(Page and application data records)
%%

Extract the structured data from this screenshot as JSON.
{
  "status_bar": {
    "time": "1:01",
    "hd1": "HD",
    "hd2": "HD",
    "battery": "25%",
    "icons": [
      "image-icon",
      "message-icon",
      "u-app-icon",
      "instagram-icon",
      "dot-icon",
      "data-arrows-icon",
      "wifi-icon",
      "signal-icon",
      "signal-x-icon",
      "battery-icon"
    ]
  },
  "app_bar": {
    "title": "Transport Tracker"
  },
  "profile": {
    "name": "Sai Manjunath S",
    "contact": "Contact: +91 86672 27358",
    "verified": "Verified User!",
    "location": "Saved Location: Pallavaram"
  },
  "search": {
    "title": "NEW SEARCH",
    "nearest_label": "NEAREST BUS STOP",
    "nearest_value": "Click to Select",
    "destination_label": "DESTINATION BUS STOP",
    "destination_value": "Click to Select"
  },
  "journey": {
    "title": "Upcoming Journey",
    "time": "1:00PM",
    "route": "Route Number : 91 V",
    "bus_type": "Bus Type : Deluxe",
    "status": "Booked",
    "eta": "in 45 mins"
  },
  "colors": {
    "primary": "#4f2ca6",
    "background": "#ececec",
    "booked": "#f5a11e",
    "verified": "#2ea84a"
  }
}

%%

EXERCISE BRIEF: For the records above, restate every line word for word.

SOLUTION:
Extract the structured data from this screenshot as JSON.
{
  "status_bar": {
    "time": "1:01",
    "hd1": "HD",
    "hd2": "HD",
    "battery": "25%",
    "icons": [
      "image-icon",
      "message-icon",
      "u-app-icon",
      "instagram-icon",
      "dot-icon",
      "data-arrows-icon",
      "wifi-icon",
      "signal-icon",
      "signal-x-icon",
      "battery-icon"
    ]
  },
  "app_bar": {
    "title": "Transport Tracker"
  },
  "profile": {
    "name": "Sai Manjunath S",
    "contact": "Contact: +91 86672 27358",
    "verified": "Verified User!",
    "location": "Saved Location: Pallavaram"
  },
  "search": {
    "title": "NEW SEARCH",
    "nearest_label": "NEAREST BUS STOP",
    "nearest_value": "Click to Select",
    "destination_label": "DESTINATION BUS STOP",
    "destination_value": "Click to Select"
  },
  "journey": {
    "title": "Upcoming Journey",
    "time": "1:00PM",
    "route": "Route Number : 91 V",
    "bus_type": "Bus Type : Deluxe",
    "status": "Booked",
    "eta": "in 45 mins"
  },
  "colors": {
    "primary": "#4f2ca6",
    "background": "#ececec",
    "booked": "#f5a11e",
    "verified": "#2ea84a"
  }
}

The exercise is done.